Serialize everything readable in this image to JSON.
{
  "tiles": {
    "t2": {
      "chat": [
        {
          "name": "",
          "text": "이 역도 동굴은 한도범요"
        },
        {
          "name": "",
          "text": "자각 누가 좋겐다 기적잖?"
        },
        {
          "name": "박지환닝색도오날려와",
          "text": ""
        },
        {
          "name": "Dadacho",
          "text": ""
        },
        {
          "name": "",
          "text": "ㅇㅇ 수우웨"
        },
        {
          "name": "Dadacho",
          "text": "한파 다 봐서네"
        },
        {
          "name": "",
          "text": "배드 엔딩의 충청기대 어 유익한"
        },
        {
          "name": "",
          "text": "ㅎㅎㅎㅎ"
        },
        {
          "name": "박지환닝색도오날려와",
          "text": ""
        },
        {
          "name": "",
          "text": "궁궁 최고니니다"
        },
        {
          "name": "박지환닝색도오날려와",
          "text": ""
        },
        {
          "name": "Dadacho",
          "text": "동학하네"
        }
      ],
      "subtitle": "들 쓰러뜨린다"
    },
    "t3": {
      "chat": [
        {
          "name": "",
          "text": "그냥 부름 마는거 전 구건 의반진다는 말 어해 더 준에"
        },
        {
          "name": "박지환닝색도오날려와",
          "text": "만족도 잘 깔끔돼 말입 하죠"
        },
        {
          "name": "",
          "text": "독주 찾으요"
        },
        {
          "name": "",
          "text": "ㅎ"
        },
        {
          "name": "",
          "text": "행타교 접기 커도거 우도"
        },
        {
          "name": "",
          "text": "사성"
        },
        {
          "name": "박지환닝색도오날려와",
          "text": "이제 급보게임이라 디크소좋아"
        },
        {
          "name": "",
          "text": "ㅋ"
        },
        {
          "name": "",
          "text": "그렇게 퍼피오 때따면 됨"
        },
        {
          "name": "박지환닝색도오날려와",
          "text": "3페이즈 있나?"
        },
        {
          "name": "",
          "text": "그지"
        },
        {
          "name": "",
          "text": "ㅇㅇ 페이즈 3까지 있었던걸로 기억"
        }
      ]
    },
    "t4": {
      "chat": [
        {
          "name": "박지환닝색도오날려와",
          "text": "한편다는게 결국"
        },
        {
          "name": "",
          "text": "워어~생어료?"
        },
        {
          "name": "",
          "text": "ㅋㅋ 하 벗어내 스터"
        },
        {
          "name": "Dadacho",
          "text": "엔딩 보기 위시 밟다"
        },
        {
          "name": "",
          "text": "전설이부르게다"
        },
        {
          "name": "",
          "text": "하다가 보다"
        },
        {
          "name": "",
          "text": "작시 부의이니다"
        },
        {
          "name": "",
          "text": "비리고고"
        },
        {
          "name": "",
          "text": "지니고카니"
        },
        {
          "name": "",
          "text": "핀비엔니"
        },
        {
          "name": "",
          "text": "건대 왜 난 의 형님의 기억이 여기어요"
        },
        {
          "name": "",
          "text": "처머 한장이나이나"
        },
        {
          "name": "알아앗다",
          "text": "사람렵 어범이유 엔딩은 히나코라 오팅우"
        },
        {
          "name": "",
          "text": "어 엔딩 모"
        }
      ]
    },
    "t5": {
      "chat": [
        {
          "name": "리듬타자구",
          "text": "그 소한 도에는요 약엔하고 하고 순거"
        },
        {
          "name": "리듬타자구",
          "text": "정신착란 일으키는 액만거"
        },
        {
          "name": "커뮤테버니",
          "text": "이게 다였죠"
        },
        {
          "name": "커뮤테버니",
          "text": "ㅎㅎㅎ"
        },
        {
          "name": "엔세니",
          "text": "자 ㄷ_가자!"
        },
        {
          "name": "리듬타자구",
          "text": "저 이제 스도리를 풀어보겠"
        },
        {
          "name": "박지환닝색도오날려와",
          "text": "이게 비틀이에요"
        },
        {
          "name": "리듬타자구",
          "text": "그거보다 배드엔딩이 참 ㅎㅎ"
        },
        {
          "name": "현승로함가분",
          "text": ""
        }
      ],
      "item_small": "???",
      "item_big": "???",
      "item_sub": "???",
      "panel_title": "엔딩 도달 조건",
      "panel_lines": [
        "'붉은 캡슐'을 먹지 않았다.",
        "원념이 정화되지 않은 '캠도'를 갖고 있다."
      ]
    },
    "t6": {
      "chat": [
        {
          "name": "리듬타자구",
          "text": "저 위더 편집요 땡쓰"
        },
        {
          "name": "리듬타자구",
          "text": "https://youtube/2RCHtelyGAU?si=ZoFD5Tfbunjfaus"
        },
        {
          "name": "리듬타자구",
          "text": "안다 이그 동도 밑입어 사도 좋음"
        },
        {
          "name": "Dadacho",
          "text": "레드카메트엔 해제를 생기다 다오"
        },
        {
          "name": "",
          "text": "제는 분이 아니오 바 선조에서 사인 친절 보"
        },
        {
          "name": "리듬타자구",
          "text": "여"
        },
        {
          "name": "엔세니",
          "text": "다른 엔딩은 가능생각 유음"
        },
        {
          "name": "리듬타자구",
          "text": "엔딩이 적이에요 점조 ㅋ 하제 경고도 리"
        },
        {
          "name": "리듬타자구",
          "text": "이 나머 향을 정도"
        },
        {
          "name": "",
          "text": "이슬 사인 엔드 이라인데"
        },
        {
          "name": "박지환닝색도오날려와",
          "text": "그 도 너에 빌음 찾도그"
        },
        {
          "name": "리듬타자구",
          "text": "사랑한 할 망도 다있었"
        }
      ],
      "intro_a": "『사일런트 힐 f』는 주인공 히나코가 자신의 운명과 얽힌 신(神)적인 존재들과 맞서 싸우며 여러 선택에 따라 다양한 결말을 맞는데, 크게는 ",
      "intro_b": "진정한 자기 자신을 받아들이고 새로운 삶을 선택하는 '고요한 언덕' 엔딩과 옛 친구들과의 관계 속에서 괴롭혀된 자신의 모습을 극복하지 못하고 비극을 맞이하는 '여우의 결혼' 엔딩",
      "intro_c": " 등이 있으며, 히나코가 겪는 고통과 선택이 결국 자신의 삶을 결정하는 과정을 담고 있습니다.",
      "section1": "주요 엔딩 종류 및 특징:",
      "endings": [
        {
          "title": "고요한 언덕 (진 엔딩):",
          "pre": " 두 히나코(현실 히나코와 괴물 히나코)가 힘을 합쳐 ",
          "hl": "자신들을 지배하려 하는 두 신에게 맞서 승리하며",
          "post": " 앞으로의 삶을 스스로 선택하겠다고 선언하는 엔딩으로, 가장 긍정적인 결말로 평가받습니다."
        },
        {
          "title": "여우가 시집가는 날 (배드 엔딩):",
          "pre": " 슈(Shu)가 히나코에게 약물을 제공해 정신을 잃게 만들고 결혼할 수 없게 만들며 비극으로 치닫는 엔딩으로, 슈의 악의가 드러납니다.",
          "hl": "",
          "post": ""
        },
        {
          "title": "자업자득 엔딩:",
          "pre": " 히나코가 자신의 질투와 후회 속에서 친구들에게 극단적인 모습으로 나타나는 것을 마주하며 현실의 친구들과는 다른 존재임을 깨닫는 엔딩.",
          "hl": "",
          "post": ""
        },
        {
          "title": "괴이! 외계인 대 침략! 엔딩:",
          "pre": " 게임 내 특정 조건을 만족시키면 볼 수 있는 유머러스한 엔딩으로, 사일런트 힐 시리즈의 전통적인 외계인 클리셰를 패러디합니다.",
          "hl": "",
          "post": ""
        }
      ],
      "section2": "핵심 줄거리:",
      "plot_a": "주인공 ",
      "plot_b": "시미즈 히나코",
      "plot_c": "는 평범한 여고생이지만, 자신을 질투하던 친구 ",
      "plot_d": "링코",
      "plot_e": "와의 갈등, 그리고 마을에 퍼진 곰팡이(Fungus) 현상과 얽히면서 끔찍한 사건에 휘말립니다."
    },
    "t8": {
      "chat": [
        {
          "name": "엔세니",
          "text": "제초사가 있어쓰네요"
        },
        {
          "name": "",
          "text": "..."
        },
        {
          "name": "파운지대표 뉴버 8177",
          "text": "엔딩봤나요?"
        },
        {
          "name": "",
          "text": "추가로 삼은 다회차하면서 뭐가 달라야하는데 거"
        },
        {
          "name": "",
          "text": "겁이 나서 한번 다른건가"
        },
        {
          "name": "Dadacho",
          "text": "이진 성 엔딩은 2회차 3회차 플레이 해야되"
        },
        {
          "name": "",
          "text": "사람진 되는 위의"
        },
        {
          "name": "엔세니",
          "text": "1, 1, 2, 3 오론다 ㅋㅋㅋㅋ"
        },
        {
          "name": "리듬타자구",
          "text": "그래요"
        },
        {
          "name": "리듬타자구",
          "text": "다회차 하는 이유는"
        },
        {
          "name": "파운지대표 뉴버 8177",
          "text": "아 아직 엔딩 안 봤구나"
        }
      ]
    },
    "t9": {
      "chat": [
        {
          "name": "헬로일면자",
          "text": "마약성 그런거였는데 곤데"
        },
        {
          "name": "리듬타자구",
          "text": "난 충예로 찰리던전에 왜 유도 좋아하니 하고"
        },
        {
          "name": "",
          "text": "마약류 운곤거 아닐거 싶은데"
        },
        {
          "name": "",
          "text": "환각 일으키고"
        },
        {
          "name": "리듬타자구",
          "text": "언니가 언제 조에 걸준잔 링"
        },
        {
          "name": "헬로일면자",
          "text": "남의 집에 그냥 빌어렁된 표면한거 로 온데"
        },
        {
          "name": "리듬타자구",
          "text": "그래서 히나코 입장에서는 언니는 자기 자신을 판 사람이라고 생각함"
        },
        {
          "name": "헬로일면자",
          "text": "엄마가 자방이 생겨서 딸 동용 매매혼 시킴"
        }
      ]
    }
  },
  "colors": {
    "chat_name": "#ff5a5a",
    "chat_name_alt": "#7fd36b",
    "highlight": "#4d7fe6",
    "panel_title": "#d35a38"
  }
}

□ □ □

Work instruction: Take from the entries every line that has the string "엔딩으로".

Completed task:
          "post": " 앞으로의 삶을 스스로 선택하겠다고 선언하는 엔딩으로, 가장 긍정적인 결말로 평가받습니다."
          "pre": " 슈(Shu)가 히나코에게 약물을 제공해 정신을 잃게 만들고 결혼할 수 없게 만들며 비극으로 치닫는 엔딩으로, 슈의 악의가 드러납니다.",
          "pre": " 게임 내 특정 조건을 만족시키면 볼 수 있는 유머러스한 엔딩으로, 사일런트 힐 시리즈의 전통적인 외계인 클리셰를 패러디합니다.",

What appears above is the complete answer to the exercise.